FIFA in Double Trouble

Swiss police and U.S. prosecutors launch a second wave of arrests and indictments at soccer’s international governing body.

Fog covers FIFA's headquarters in Zurich, Switzerland, on December 3. (Arnd Weigmann / Reuters)

The corruption investigation into international soccer widened on Thursday as U.S. prosecutors unsealed a sprawling, 236-page indictment of 16 high-ranking FIFA officials. This came just hours after Swiss police launched a pre-dawn raid at a Zurich hotel where top current and former members of soccer’s world governing body were staying.

The second wave of indictments doubled the number of defendants and largely targeted officials from the South and Central American national federations and soccer conferences, according to The New York Times.

“The betrayal of trust set forth here is outrageous,” U.S. Attorney General Loretta Lynch told reporters at a Thursday press conference. “The scale of corruption alleged herein is unconscionable.”

Among those indicted are Alfredo Hawit, the president of CONCACAF, soccer’s regional governing body for North and Central America and the Caribbean, and Juan Angel Napout, the president of CONMEBOL, the regional governing body for South America.

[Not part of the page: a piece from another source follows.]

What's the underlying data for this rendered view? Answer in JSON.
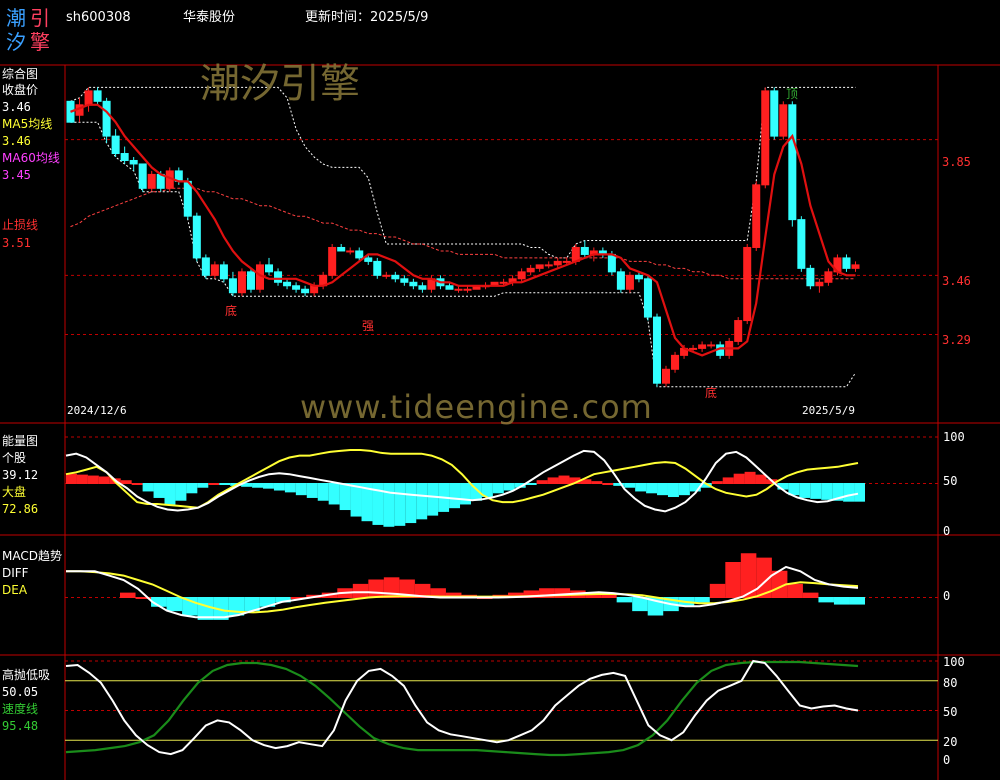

Ironically, Hawit and Napout both took office after U.S. prosecutors indicted Jeffrey Webb and Eugenio Figueredo, their respective predecessors, in May.

The U.S. Justice Department also announced indictments against current presidents of national soccer federations in Brazil, Ecuador, and Guatemala as well as current and former CONCACAF and CONMEBOL officials. The defendants also include Rafael Callejas, a former president of Honduras who serves on FIFA’s television and marketing committee, and Hector Trujillo, a judge on the Constitutional Court of Guatemala and current general secretary of the Guatemalan national soccer federation.

In their unsealed filings on Thursday, the Justice Department described a vast, three-decade-long conspiracy at the heart of international soccer.

[The indictment] alleges that, between 1991 and the present, the defendants and their co-conspirators corrupted the enterprise by engaging in various criminal activities, including fraud, bribery and money laundering.  Two generations of soccer officials abused their positions of trust for personal gain, frequently through an alliance with unscrupulous sports marketing executives who shut out competitors and kept highly lucrative contracts for themselves through the systematic payment of bribes and kickbacks.  All told, the soccer officials are charged with conspiring to solicit and receive more than $200 million in bribes and kickbacks in exchange for their official support of the sports marketing executives who agreed to make the unlawful payments.

Hours before U.S. prosecutors unsealed the indictment, Swiss police raided a hotel near Lake Zurich where FIFA members had gathered ahead of an executive meeting. Those present could have been forgiven for a sense of deja vu. The scene at Baur au Lac, a luxurious alpine hotel outside Zurich, in the early hours of Thursday morning resembled a similar raid by Swiss police there in May ahead of the 65th FIFA Congress. That raid nabbed some of FIFA’s highest executives as U.S. investigators unveiled a massive investigation into widespread corruption and bribery in international soccer’s upper ranks.

The May raid roiled FIFA’s upper echelons and sparked a crisis of leadership within the organization. Long-time FIFA President Sepp Blatter, a Swiss septuagenarian who ruled international soccer for almost two decades through lucrative patronage and electoral guile, won re-election at the FIFA Congress immediately after the raid. A few days later, Blatter said he would resign upon the election of his successor.

Although Blatter has not been indicted by U.S. prosecutors, the Swiss attorney general’s office announced a criminal investigation of him and his inner circle in September over bribery allegations. FIFA suspended Blatter and other top officials for 90 days in October; members will elect his successor in February.